### PROBLEM DETAILS
Make an exact copy of the entries below and leave any picture out of it.

╔══

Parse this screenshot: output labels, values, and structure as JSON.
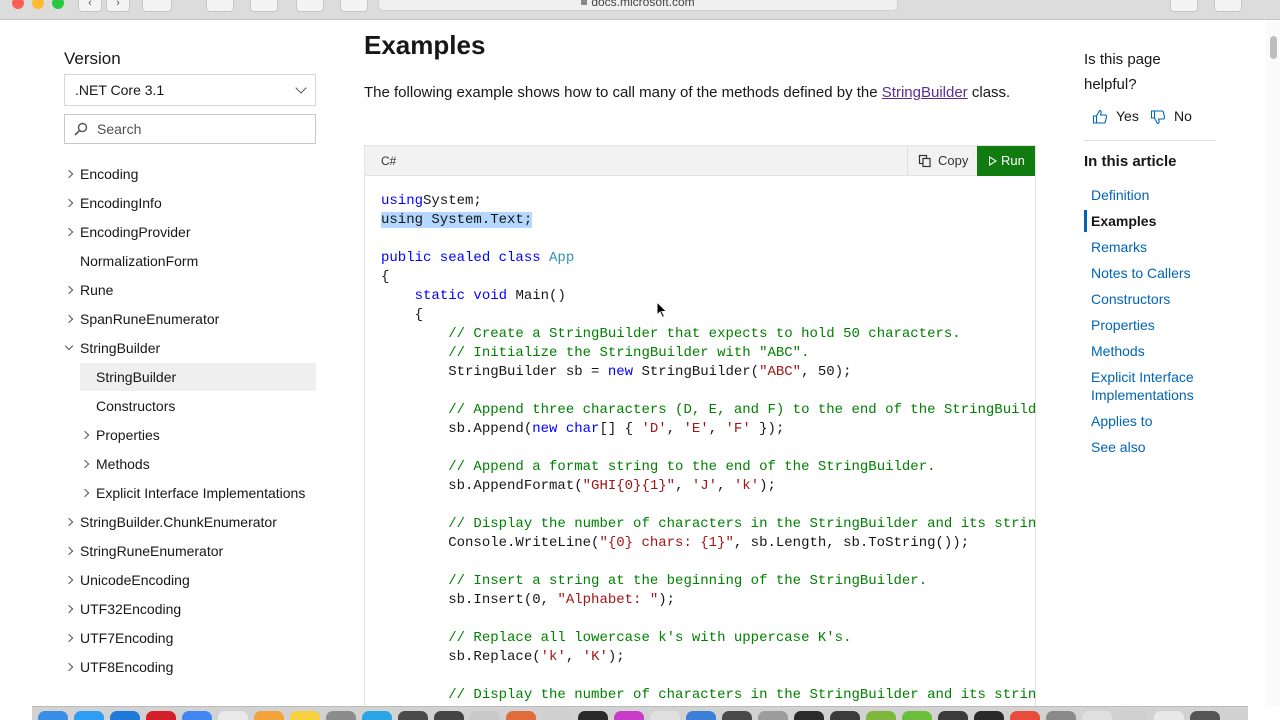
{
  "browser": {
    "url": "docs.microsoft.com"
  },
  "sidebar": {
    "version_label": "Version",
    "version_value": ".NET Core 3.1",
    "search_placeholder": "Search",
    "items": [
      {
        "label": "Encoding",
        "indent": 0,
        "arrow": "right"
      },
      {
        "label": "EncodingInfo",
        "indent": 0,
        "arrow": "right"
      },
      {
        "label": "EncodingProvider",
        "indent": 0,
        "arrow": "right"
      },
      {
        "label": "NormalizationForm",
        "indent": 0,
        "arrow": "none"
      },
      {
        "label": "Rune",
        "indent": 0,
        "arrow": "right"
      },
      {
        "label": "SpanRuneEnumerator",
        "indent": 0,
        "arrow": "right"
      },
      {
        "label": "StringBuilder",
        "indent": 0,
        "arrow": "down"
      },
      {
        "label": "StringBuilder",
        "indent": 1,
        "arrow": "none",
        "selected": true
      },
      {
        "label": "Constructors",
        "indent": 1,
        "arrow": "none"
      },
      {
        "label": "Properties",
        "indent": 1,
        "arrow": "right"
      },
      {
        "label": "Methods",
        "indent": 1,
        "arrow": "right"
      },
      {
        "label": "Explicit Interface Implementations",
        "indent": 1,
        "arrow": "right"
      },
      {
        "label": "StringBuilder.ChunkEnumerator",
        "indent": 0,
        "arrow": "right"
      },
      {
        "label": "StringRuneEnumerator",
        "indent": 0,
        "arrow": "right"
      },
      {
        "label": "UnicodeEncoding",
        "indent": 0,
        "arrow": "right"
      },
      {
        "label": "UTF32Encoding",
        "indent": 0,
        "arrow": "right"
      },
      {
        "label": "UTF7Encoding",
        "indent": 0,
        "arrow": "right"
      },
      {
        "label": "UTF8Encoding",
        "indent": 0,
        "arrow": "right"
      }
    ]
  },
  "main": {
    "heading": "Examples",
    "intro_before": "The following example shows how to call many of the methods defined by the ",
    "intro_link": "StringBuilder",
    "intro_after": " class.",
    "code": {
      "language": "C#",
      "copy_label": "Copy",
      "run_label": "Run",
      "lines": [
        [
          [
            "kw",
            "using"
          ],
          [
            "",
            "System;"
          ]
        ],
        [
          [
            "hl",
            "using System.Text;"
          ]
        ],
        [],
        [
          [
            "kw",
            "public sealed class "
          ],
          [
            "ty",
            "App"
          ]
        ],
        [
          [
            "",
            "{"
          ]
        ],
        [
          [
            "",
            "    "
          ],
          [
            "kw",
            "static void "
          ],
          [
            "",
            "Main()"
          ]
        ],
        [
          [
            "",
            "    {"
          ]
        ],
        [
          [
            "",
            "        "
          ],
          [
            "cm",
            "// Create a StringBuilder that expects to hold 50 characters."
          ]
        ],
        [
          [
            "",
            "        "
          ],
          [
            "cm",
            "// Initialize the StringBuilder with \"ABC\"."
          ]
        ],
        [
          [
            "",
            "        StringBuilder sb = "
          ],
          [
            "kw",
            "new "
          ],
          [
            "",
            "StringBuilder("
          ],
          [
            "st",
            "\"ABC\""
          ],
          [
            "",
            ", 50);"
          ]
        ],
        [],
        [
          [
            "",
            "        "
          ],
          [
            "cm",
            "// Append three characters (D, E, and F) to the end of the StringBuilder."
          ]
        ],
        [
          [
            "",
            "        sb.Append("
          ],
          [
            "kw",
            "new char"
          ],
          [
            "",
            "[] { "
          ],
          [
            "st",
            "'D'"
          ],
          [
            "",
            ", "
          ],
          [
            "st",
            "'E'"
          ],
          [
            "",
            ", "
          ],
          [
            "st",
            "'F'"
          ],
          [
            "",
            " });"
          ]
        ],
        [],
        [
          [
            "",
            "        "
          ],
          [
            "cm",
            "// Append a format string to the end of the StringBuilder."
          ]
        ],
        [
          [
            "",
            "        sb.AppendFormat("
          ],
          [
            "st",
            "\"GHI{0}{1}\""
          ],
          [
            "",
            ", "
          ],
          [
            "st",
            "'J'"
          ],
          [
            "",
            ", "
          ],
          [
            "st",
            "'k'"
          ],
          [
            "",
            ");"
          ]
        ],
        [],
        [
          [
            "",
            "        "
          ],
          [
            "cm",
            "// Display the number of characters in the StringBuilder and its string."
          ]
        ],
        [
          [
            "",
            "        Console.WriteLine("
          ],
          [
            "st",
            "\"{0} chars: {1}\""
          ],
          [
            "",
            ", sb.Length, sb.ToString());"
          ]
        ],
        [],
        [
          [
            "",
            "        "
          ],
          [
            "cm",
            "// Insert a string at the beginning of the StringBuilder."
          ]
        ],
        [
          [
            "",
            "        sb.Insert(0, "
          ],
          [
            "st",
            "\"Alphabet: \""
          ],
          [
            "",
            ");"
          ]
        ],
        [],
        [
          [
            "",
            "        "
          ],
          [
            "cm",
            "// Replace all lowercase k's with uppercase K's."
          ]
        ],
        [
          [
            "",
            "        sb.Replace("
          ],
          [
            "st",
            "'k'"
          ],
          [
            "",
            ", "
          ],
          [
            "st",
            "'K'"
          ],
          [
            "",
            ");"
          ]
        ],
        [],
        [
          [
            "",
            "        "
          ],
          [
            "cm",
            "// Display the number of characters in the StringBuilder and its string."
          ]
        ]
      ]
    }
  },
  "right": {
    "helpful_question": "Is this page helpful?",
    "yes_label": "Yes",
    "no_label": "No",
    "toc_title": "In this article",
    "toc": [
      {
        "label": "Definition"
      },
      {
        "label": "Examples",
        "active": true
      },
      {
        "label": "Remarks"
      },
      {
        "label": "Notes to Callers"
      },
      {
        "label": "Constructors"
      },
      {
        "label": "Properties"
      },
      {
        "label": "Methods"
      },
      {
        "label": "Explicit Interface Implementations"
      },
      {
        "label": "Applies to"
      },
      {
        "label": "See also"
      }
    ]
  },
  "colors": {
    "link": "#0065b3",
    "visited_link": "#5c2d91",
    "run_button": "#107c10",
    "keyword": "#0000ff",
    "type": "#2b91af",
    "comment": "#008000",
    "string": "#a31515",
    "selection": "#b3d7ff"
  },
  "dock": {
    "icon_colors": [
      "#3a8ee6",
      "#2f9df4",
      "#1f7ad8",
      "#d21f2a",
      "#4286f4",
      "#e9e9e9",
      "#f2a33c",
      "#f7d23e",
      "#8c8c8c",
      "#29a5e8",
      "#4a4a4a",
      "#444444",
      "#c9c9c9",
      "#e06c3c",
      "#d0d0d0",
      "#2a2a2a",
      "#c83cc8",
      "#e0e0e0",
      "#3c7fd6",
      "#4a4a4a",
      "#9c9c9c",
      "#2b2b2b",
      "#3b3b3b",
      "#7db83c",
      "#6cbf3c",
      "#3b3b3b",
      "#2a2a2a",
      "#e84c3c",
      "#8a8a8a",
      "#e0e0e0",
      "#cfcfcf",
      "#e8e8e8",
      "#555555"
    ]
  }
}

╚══

### ANSWER SECTION
Parse this screenshot: output labels, values, and structure as JSON.
{
  "browser": {
    "url": "docs.microsoft.com"
  },
  "sidebar": {
    "version_label": "Version",
    "version_value": ".NET Core 3.1",
    "search_placeholder": "Search",
    "items": [
      {
        "label": "Encoding",
        "indent": 0,
        "arrow": "right"
      },
      {
        "label": "EncodingInfo",
        "indent": 0,
        "arrow": "right"
      },
      {
        "label": "EncodingProvider",
        "indent": 0,
        "arrow": "right"
      },
      {
        "label": "NormalizationForm",
        "indent": 0,
        "arrow": "none"
      },
      {
        "label": "Rune",
        "indent": 0,
        "arrow": "right"
      },
      {
        "label": "SpanRuneEnumerator",
        "indent": 0,
        "arrow": "right"
      },
      {
        "label": "StringBuilder",
        "indent": 0,
        "arrow": "down"
      },
      {
        "label": "StringBuilder",
        "indent": 1,
        "arrow": "none",
        "selected": true
      },
      {
        "label": "Constructors",
        "indent": 1,
        "arrow": "none"
      },
      {
        "label": "Properties",
        "indent": 1,
        "arrow": "right"
      },
      {
        "label": "Methods",
        "indent": 1,
        "arrow": "right"
      },
      {
        "label": "Explicit Interface Implementations",
        "indent": 1,
        "arrow": "right"
      },
      {
        "label": "StringBuilder.ChunkEnumerator",
        "indent": 0,
        "arrow": "right"
      },
      {
        "label": "StringRuneEnumerator",
        "indent": 0,
        "arrow": "right"
      },
      {
        "label": "UnicodeEncoding",
        "indent": 0,
        "arrow": "right"
      },
      {
        "label": "UTF32Encoding",
        "indent": 0,
        "arrow": "right"
      },
      {
        "label": "UTF7Encoding",
        "indent": 0,
        "arrow": "right"
      },
      {
        "label": "UTF8Encoding",
        "indent": 0,
        "arrow": "right"
      }
    ]
  },
  "main": {
    "heading": "Examples",
    "intro_before": "The following example shows how to call many of the methods defined by the ",
    "intro_link": "StringBuilder",
    "intro_after": " class.",
    "code": {
      "language": "C#",
      "copy_label": "Copy",
      "run_label": "Run",
      "lines": [
        [
          [
            "kw",
            "using"
          ],
          [
            "",
            "System;"
          ]
        ],
        [
          [
            "hl",
            "using System.Text;"
          ]
        ],
        [],
        [
          [
            "kw",
            "public sealed class "
          ],
          [
            "ty",
            "App"
          ]
        ],
        [
          [
            "",
            "{"
          ]
        ],
        [
          [
            "",
            "    "
          ],
          [
            "kw",
            "static void "
          ],
          [
            "",
            "Main()"
          ]
        ],
        [
          [
            "",
            "    {"
          ]
        ],
        [
          [
            "",
            "        "
          ],
          [
            "cm",
            "// Create a StringBuilder that expects to hold 50 characters."
          ]
        ],
        [
          [
            "",
            "        "
          ],
          [
            "cm",
            "// Initialize the StringBuilder with \"ABC\"."
          ]
        ],
        [
          [
            "",
            "        StringBuilder sb = "
          ],
          [
            "kw",
            "new "
          ],
          [
            "",
            "StringBuilder("
          ],
          [
            "st",
            "\"ABC\""
          ],
          [
            "",
            ", 50);"
          ]
        ],
        [],
        [
          [
            "",
            "        "
          ],
          [
            "cm",
            "// Append three characters (D, E, and F) to the end of the StringBuilder."
          ]
        ],
        [
          [
            "",
            "        sb.Append("
          ],
          [
            "kw",
            "new char"
          ],
          [
            "",
            "[] { "
          ],
          [
            "st",
            "'D'"
          ],
          [
            "",
            ", "
          ],
          [
            "st",
            "'E'"
          ],
          [
            "",
            ", "
          ],
          [
            "st",
            "'F'"
          ],
          [
            "",
            " });"
          ]
        ],
        [],
        [
          [
            "",
            "        "
          ],
          [
            "cm",
            "// Append a format string to the end of the StringBuilder."
          ]
        ],
        [
          [
            "",
            "        sb.AppendFormat("
          ],
          [
            "st",
            "\"GHI{0}{1}\""
          ],
          [
            "",
            ", "
          ],
          [
            "st",
            "'J'"
          ],
          [
            "",
            ", "
          ],
          [
            "st",
            "'k'"
          ],
          [
            "",
            ");"
          ]
        ],
        [],
        [
          [
            "",
            "        "
          ],
          [
            "cm",
            "// Display the number of characters in the StringBuilder and its string."
          ]
        ],
        [
          [
            "",
            "        Console.WriteLine("
          ],
          [
            "st",
            "\"{0} chars: {1}\""
          ],
          [
            "",
            ", sb.Length, sb.ToString());"
          ]
        ],
        [],
        [
          [
            "",
            "        "
          ],
          [
            "cm",
            "// Insert a string at the beginning of the StringBuilder."
          ]
        ],
        [
          [
            "",
            "        sb.Insert(0, "
          ],
          [
            "st",
            "\"Alphabet: \""
          ],
          [
            "",
            ");"
          ]
        ],
        [],
        [
          [
            "",
            "        "
          ],
          [
            "cm",
            "// Replace all lowercase k's with uppercase K's."
          ]
        ],
        [
          [
            "",
            "        sb.Replace("
          ],
          [
            "st",
            "'k'"
          ],
          [
            "",
            ", "
          ],
          [
            "st",
            "'K'"
          ],
          [
            "",
            ");"
          ]
        ],
        [],
        [
          [
            "",
            "        "
          ],
          [
            "cm",
            "// Display the number of characters in the StringBuilder and its string."
          ]
        ]
      ]
    }
  },
  "right": {
    "helpful_question": "Is this page helpful?",
    "yes_label": "Yes",
    "no_label": "No",
    "toc_title": "In this article",
    "toc": [
      {
        "label": "Definition"
      },
      {
        "label": "Examples",
        "active": true
      },
      {
        "label": "Remarks"
      },
      {
        "label": "Notes to Callers"
      },
      {
        "label": "Constructors"
      },
      {
        "label": "Properties"
      },
      {
        "label": "Methods"
      },
      {
        "label": "Explicit Interface Implementations"
      },
      {
        "label": "Applies to"
      },
      {
        "label": "See also"
      }
    ]
  },
  "colors": {
    "link": "#0065b3",
    "visited_link": "#5c2d91",
    "run_button": "#107c10",
    "keyword": "#0000ff",
    "type": "#2b91af",
    "comment": "#008000",
    "string": "#a31515",
    "selection": "#b3d7ff"
  },
  "dock": {
    "icon_colors": [
      "#3a8ee6",
      "#2f9df4",
      "#1f7ad8",
      "#d21f2a",
      "#4286f4",
      "#e9e9e9",
      "#f2a33c",
      "#f7d23e",
      "#8c8c8c",
      "#29a5e8",
      "#4a4a4a",
      "#444444",
      "#c9c9c9",
      "#e06c3c",
      "#d0d0d0",
      "#2a2a2a",
      "#c83cc8",
      "#e0e0e0",
      "#3c7fd6",
      "#4a4a4a",
      "#9c9c9c",
      "#2b2b2b",
      "#3b3b3b",
      "#7db83c",
      "#6cbf3c",
      "#3b3b3b",
      "#2a2a2a",
      "#e84c3c",
      "#8a8a8a",
      "#e0e0e0",
      "#cfcfcf",
      "#e8e8e8",
      "#555555"
    ]
  }
}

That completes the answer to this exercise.